Unfortunately, we won't see him again until Season 2.  One of DS9's greatest strengths is the depth of the bench.  The list of secondary characters who get meaningful development surpassing most of the TNG principals is long.  Garak is the gem.  Seriously, if not for Odo, he'd have a solid case for best character in the series.  I'll spare the suspense.  None of the initial questions are ever satisfactorily answered.  All the better.  His value is obvious from the first instant he appears on screen, eyeing Bashir lustfully.

We get a memorable exchange between Sisko and Kira on the bridge.  Watch here.  At our house, we have a phrase for these moments: "You've been Siskoed!"

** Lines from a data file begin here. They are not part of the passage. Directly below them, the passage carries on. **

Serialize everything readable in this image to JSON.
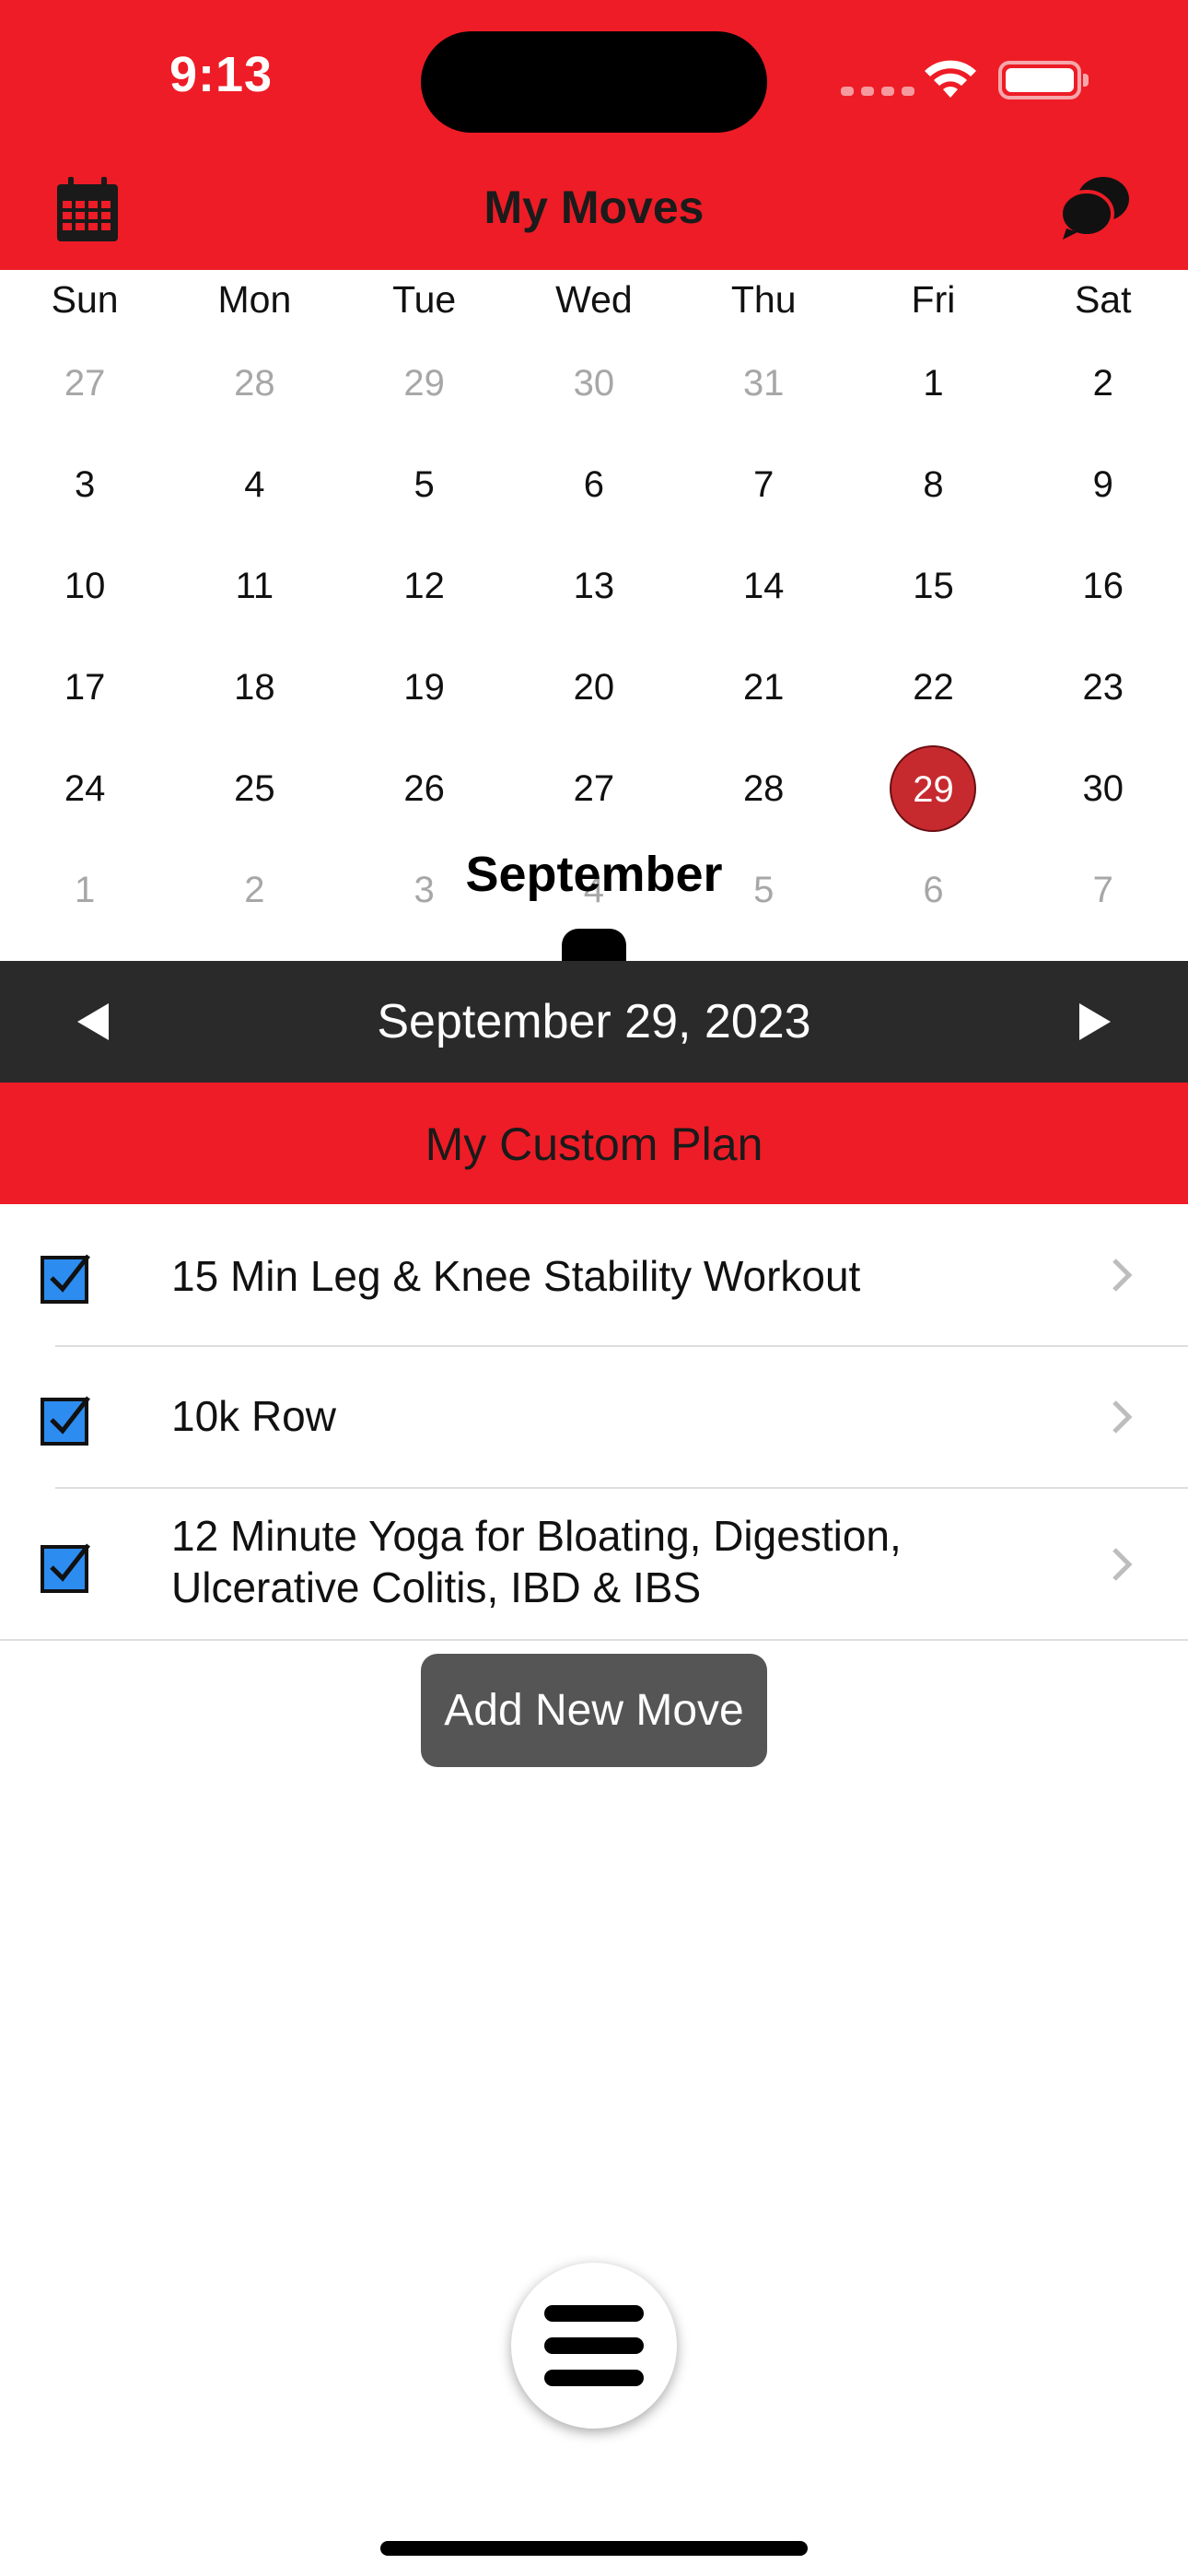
{
  "status_bar": {
    "time": "9:13"
  },
  "nav": {
    "title": "My Moves",
    "left_icon": "calendar-icon",
    "right_icon": "chat-bubbles-icon"
  },
  "calendar": {
    "weekdays": [
      "Sun",
      "Mon",
      "Tue",
      "Wed",
      "Thu",
      "Fri",
      "Sat"
    ],
    "weeks": [
      [
        {
          "d": "27",
          "m": true
        },
        {
          "d": "28",
          "m": true
        },
        {
          "d": "29",
          "m": true
        },
        {
          "d": "30",
          "m": true
        },
        {
          "d": "31",
          "m": true
        },
        {
          "d": "1",
          "m": false
        },
        {
          "d": "2",
          "m": false
        }
      ],
      [
        {
          "d": "3",
          "m": false
        },
        {
          "d": "4",
          "m": false
        },
        {
          "d": "5",
          "m": false
        },
        {
          "d": "6",
          "m": false
        },
        {
          "d": "7",
          "m": false
        },
        {
          "d": "8",
          "m": false
        },
        {
          "d": "9",
          "m": false
        }
      ],
      [
        {
          "d": "10",
          "m": false
        },
        {
          "d": "11",
          "m": false
        },
        {
          "d": "12",
          "m": false
        },
        {
          "d": "13",
          "m": false
        },
        {
          "d": "14",
          "m": false
        },
        {
          "d": "15",
          "m": false
        },
        {
          "d": "16",
          "m": false
        }
      ],
      [
        {
          "d": "17",
          "m": false
        },
        {
          "d": "18",
          "m": false
        },
        {
          "d": "19",
          "m": false
        },
        {
          "d": "20",
          "m": false
        },
        {
          "d": "21",
          "m": false
        },
        {
          "d": "22",
          "m": false
        },
        {
          "d": "23",
          "m": false
        }
      ],
      [
        {
          "d": "24",
          "m": false
        },
        {
          "d": "25",
          "m": false
        },
        {
          "d": "26",
          "m": false
        },
        {
          "d": "27",
          "m": false
        },
        {
          "d": "28",
          "m": false
        },
        {
          "d": "29",
          "m": false,
          "selected": true
        },
        {
          "d": "30",
          "m": false
        }
      ],
      [
        {
          "d": "1",
          "m": true
        },
        {
          "d": "2",
          "m": true
        },
        {
          "d": "3",
          "m": true
        },
        {
          "d": "4",
          "m": true
        },
        {
          "d": "5",
          "m": true
        },
        {
          "d": "6",
          "m": true
        },
        {
          "d": "7",
          "m": true
        }
      ]
    ],
    "month_label": "September",
    "selected_color": "#c62a2f"
  },
  "date_bar": {
    "prev_icon": "triangle-left-icon",
    "date": "September 29, 2023",
    "next_icon": "triangle-right-icon"
  },
  "plan": {
    "title": "My Custom Plan"
  },
  "moves": [
    {
      "label": "15 Min Leg & Knee Stability Workout",
      "checked": true
    },
    {
      "label": "10k Row",
      "checked": true
    },
    {
      "label": "12 Minute Yoga for Bloating, Digestion, Ulcerative Colitis, IBD & IBS",
      "checked": true
    }
  ],
  "add_button": {
    "label": "Add New Move"
  },
  "menu_button": {
    "icon": "hamburger-menu-icon"
  },
  "colors": {
    "brand_red": "#ee1c26",
    "dark_bar": "#2a2a2a",
    "checkbox_blue": "#2d8cf0",
    "button_gray": "#555555"
  }
}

Acting Notes

Rene Auberjonois (Odo) was born June 1, 1940 in New York City and spent parts of his childhood living in both Paris and London.  He graduated from Carnegie Institute of Technology (now Carnegie Mellon) with a BFA in 1962.

Auberjonois was arguably the most accomplished actor ever to take on a principal Star Trek role.  Before DS9, he'd already been nominated for four Tony awards, winning one for 1970's Coco, starring opposite Katharine Hepburn.  He was the original Duke in Big River, a role and a show (based on Mark Twain's Huck Finn) with a significant Star Trek legacy.  Brent Spiner (TNG's Data) also performed the Duke on Broadway as did Ken Jenkins, a TNG Season 3 guest star.  Jenkins's son Daniel was the original Huck.  Bob Gunton, a TNG Season 4 guest star, was the original King.  Auberjonois also already had an Emmy nomination for the principal role of Clayton Endicott III on Benson.  On the big screen, he was Father Mulcahy in the film version of M*A*S*H.  The highlight of his considerable voice acting career was Chef Louis in Disney's The Little Mermaid.  

Yup, all of that was before DS9.

Auberjonois was married to his wife Judith for 56 years until his death in 2019.  They had two children.  When he was diagnosed with lung cancer and declined the most drastic treatment, Auberjonois elected medically-aided death instead, a right protected by California law.